There are three “Princes in the Tower” novels that have intrigued me over the years: To the Tower Born by Robin Maxwell, Figures in Silk and Portrait of an Unknown Woman by Vanora Bennett. All three make use of a background character’s view of events, some fictional–such as Bennett’s Isabel Lambert and Maxwell’s Nell Caxton–and others who were indeed on the fringes of the court during the era–Elizabeth of York, Jane Shore and Meg Giggs. While To the Tower Born and Figures in Silk are set during the era, Portrait of an Unknown Woman is indeed a Tudor novel set in the 1520’s, but has roots that lead back to 1485 via Thomas More, known for slandering Richard III in his book The History of…

Continue Reading...
Posted in 16th Century Non-Fiction Reviews Tudor

review: Elizabeth: The Virgin Queen and the Men Who Loved Her

Elizabeth: The Virgin Queen and the Men Who Loved Her by Robert Stephen Parry A unique mixture of fact and fiction, this volume contains 14 short chapters on Queen Elizabeth I’s relationships with the various men in her life—from her cold and distant father to her trusted councilors and, of course, the well-documented round of suitors. While some chapters give a brief history and descriptions of life at court, others are dedicated to a character, including a bio as well as a vignette. These fictionalized short stories display an insightful scene between the Queen and the man in question. Also included is a discussion on what the term “Virgin Queen” meant in Elizabethan times and the significance of the Queen’s astrological sign, Virgo—a link to…

Continue Reading...
Posted in 16th Century Reviews Tudor

review: The Lady Elizabeth

The Lady Elizabeth by Alison Weir A very comprehensive novel on the Virgin Queen’s early life, The Lady Elizabeth begins when the precocious child is not yet three. During her years as the king’s bastard daughter she witnesses her father marry four times, welcoming a new “step-mother” each time—fully aware that Catherine Howard’s fate was the same as her own mother’s. This shapes her view of the marital state, as does the pieces of her mother’s life and death that she is able to glean from servants’ gossip and royal outbursts.
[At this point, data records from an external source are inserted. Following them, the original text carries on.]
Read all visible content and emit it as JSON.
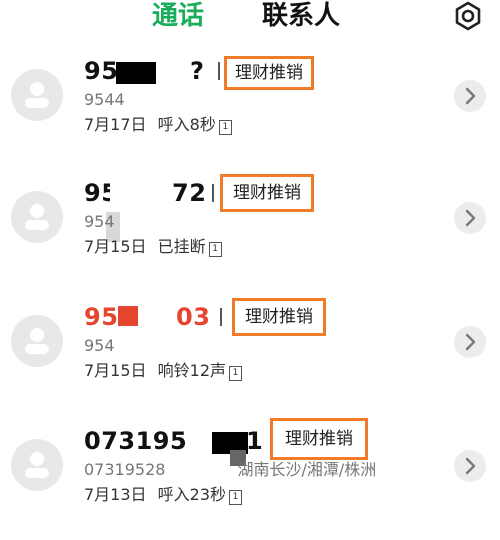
{
  "header": {
    "tabs": [
      {
        "label": "通话",
        "active": true
      },
      {
        "label": "联系人",
        "active": false
      }
    ],
    "settings_icon": "gear-icon",
    "accent_color": "#1aad5b"
  },
  "calls": [
    {
      "number": "95",
      "number_tail": "?",
      "tag": "理财推销",
      "sub": "9544",
      "date": "7月17日",
      "status": "呼入8秒",
      "sim": "1",
      "missed": false
    },
    {
      "number": "95",
      "number_tail": "72",
      "tag": "理财推销",
      "sub": "954",
      "date": "7月15日",
      "status": "已挂断",
      "sim": "1",
      "missed": false
    },
    {
      "number": "95",
      "number_tail": "03",
      "tag": "理财推销",
      "sub": "954",
      "date": "7月15日",
      "status": "响铃12声",
      "sim": "1",
      "missed": true
    },
    {
      "number": "073195",
      "number_tail": "1",
      "tag": "理财推销",
      "sub": "07319528",
      "sub_location": "湖南长沙/湘潭/株洲",
      "date": "7月13日",
      "status": "呼入23秒",
      "sim": "1",
      "missed": false
    }
  ],
  "colors": {
    "missed": "#e5462f",
    "tag_border": "#f07c2a"
  }
}
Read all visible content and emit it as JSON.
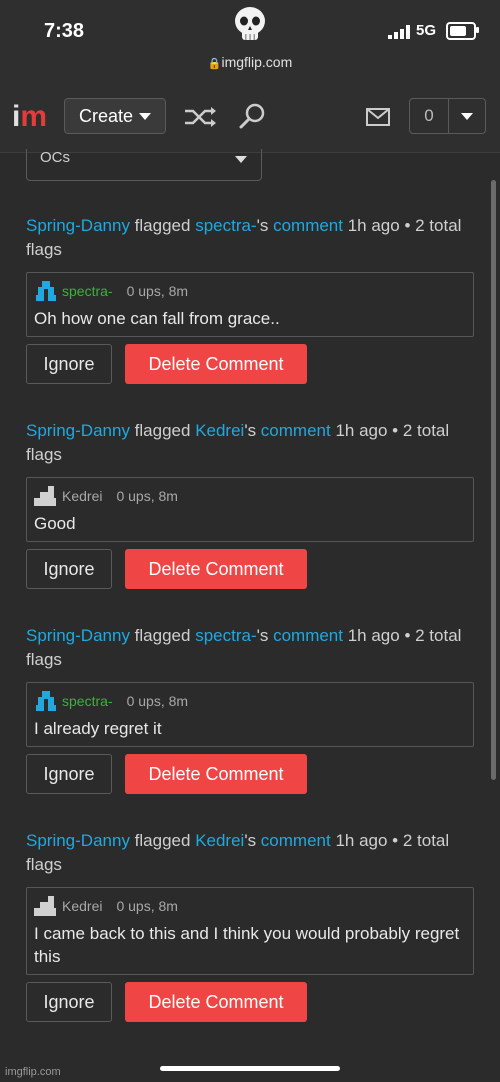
{
  "status": {
    "time": "7:38",
    "network": "5G"
  },
  "browser": {
    "url": "imgflip.com"
  },
  "nav": {
    "logo_i": "i",
    "logo_m": "m",
    "create_label": "Create",
    "notif_count": "0"
  },
  "filter": {
    "selected": "OCs"
  },
  "flags": [
    {
      "flagger": "Spring-Danny",
      "verb": " flagged ",
      "target": "spectra-",
      "possessive": "'s ",
      "comment_link": "comment",
      "time": " 1h ago • 2 total flags",
      "user": "spectra-",
      "meta": "0 ups, 8m",
      "text": "Oh how one can fall from grace..",
      "ignore": "Ignore",
      "delete": "Delete Comment"
    },
    {
      "flagger": "Spring-Danny",
      "verb": " flagged ",
      "target": "Kedrei",
      "possessive": "'s ",
      "comment_link": "comment",
      "time": " 1h ago • 2 total flags",
      "user": "Kedrei",
      "meta": "0 ups, 8m",
      "text": "Good",
      "ignore": "Ignore",
      "delete": "Delete Comment"
    },
    {
      "flagger": "Spring-Danny",
      "verb": " flagged ",
      "target": "spectra-",
      "possessive": "'s ",
      "comment_link": "comment",
      "time": " 1h ago • 2 total flags",
      "user": "spectra-",
      "meta": "0 ups, 8m",
      "text": "I already regret it",
      "ignore": "Ignore",
      "delete": "Delete Comment"
    },
    {
      "flagger": "Spring-Danny",
      "verb": " flagged ",
      "target": "Kedrei",
      "possessive": "'s ",
      "comment_link": "comment",
      "time": " 1h ago • 2 total flags",
      "user": "Kedrei",
      "meta": "0 ups, 8m",
      "text": "I came back to this and I think you would probably regret this",
      "ignore": "Ignore",
      "delete": "Delete Comment"
    }
  ],
  "footer": {
    "watermark": "imgflip.com"
  },
  "colors": {
    "link": "#1fa9e0",
    "delete": "#f04545",
    "green_user": "#3bb33b",
    "logo_red": "#e63b3b"
  }
}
The next stage finds her in favor as the king’s “good” sister. As she is of Edward’s faith, she enjoys much learning and freedom during this period, though it ends with her disgrace as…

Continue Reading...
Posted in 16th Century Non-Fiction Reviews Tudor

review: The Fall of Anne Boleyn

The Fall of Anne Boleyn by Claire Ridgway A timeline of the final days of this controversial Queen of England, The Fall of Anne Boleyn recreates those harrowing months in 1536, with firsthand accounts, official documents and records, and court gossip. Though offering opinion here and there, many points of view are expressed from various biographers, and so there is representation from numerous sources. Veteran Tudor readers will not find much fresh information, though the format, being a day-to-day account of events, gives an easy to follow play-by-play of each accused person’s actions, beginning with his origins and introduction to court and the queen. Other key characters are also featured, with a clear understanding of his or her service (or disservice) in the royal court—most…

Continue Reading...